As such, in a country whose anti-Christian identity is now rivaled only by the most radical Islamic states, it is hard to think that a movie like Black Robe could even be made in Canada today. Further, as the current Pontiff of the Catholic Church continues to make grand apologies to indigenous nations on behalf of the Roman See, one’s suspicion of an ecclesiology inching ever closer to a formal embrace of soteriological pluralism seems increasingly warranted.
But Protestants need to take heed of these worrying trends in Roman Catholicism. We are not exempt from falling into the trap of condemning the totality of colonialism, to include the spreading of the Gospel that came with colonizers. In his 1984 book, The Subversion of Christianity, Jacques Ellul warns of this trend among Evangelicals to denounce the Church’s history en toto:
We have to avoid two errors. The first is that of rejecting all of the church’s past, of scorning and condemning all it has done, of saying categorically, as is unceasingly said today in an abominable fashion, that the church means obscurantism. On this view Judeo-Christian thinking is the cause or origin of every modern evil, of state absolutism, of capitalist alienation, of universal deception and hypocrisy, of Oedipus complexes or guilt, of the subordination of women, of the enslaving of the Third World, of the spoliation of nature….All evils [on this view] derive from the Judeo-Christian faith, and alongside these fierce and simplistic accusations we find a glorification of the pure and cheerful pagan, of a human and liberal polytheism, of a spiritual infancy that Christianity has supposedly rendered abortive.

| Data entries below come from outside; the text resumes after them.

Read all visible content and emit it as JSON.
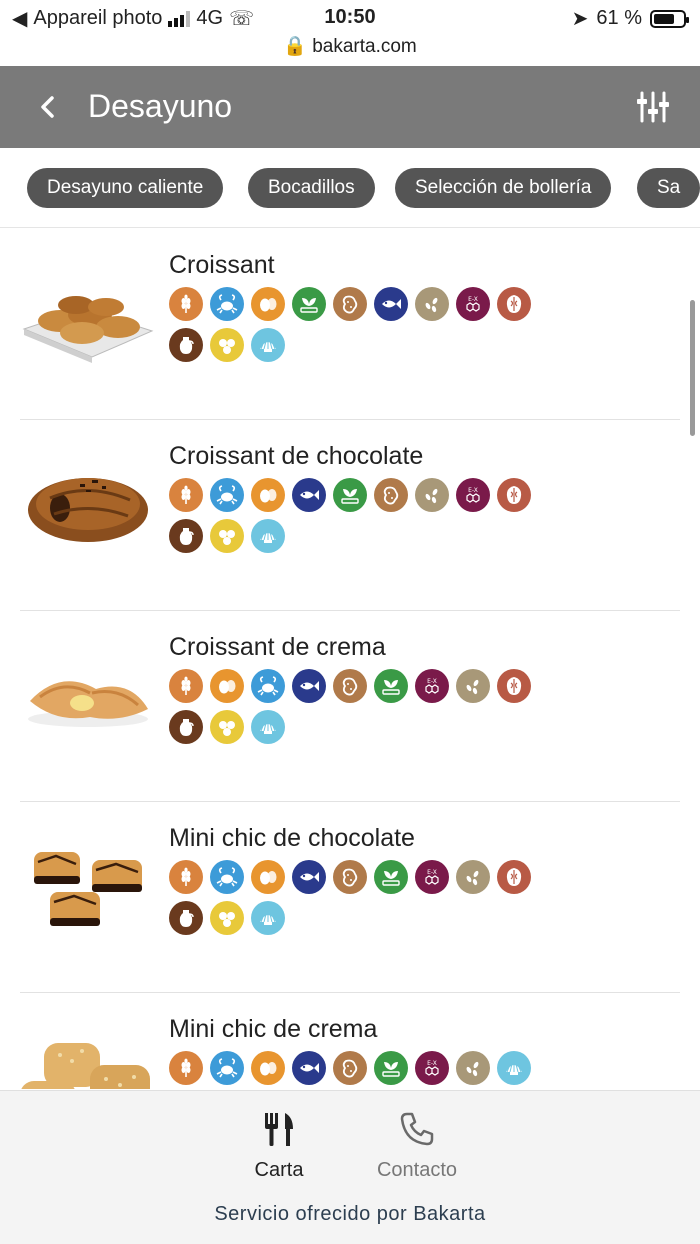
{
  "status_bar": {
    "carrier": "Appareil photo",
    "network": "4G",
    "time": "10:50",
    "battery": "61 %",
    "url": "bakarta.com"
  },
  "header": {
    "title": "Desayuno"
  },
  "categories": [
    {
      "label": "Desayuno caliente"
    },
    {
      "label": "Bocadillos"
    },
    {
      "label": "Selección de bollería"
    },
    {
      "label": "Sa"
    }
  ],
  "allergen_colors": {
    "gluten-icon": "#d9833e",
    "crustacean-icon": "#3d9bd8",
    "egg-icon": "#e8952f",
    "fish-icon": "#2a3a8c",
    "peanut-icon": "#b07a4a",
    "celery-icon": "#3a9a46",
    "sulphite-icon": "#7a1a4a",
    "sesame-icon": "#a89878",
    "nut-icon": "#b85a45",
    "milk-icon": "#6a3a1e",
    "soy-icon": "#e8c93a",
    "mollusc-icon": "#6ec5e0"
  },
  "products": [
    {
      "name": "Croissant",
      "allergens": [
        "gluten-icon",
        "crustacean-icon",
        "egg-icon",
        "celery-icon",
        "peanut-icon",
        "fish-icon",
        "sesame-icon",
        "sulphite-icon",
        "nut-icon",
        "milk-icon",
        "soy-icon",
        "mollusc-icon"
      ]
    },
    {
      "name": "Croissant de chocolate",
      "allergens": [
        "gluten-icon",
        "crustacean-icon",
        "egg-icon",
        "fish-icon",
        "celery-icon",
        "peanut-icon",
        "sesame-icon",
        "sulphite-icon",
        "nut-icon",
        "milk-icon",
        "soy-icon",
        "mollusc-icon"
      ]
    },
    {
      "name": "Croissant de crema",
      "allergens": [
        "gluten-icon",
        "egg-icon",
        "crustacean-icon",
        "fish-icon",
        "peanut-icon",
        "celery-icon",
        "sulphite-icon",
        "sesame-icon",
        "nut-icon",
        "milk-icon",
        "soy-icon",
        "mollusc-icon"
      ]
    },
    {
      "name": "Mini chic de chocolate",
      "allergens": [
        "gluten-icon",
        "crustacean-icon",
        "egg-icon",
        "fish-icon",
        "peanut-icon",
        "celery-icon",
        "sulphite-icon",
        "sesame-icon",
        "nut-icon",
        "milk-icon",
        "soy-icon",
        "mollusc-icon"
      ]
    },
    {
      "name": "Mini chic de crema",
      "allergens": [
        "gluten-icon",
        "crustacean-icon",
        "egg-icon",
        "fish-icon",
        "peanut-icon",
        "celery-icon",
        "sulphite-icon",
        "sesame-icon",
        "mollusc-icon"
      ]
    }
  ],
  "footer": {
    "tabs": [
      {
        "label": "Carta",
        "icon": "cutlery-icon",
        "active": true
      },
      {
        "label": "Contacto",
        "icon": "phone-icon",
        "active": false
      }
    ],
    "credit": "Servicio ofrecido por Bakarta"
  }
}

The movies reviewed here are great films because they do not perpetuate this vicious mischaracterization of the Church’s missionary history. At the same time, they do not candy coat or whitewash the ugliness and partial complicity in colonial crimes, which would be the second error. In sum, they present history with a ring of truth. But within the din is the clarion call of the Gospel of Jesus Christ.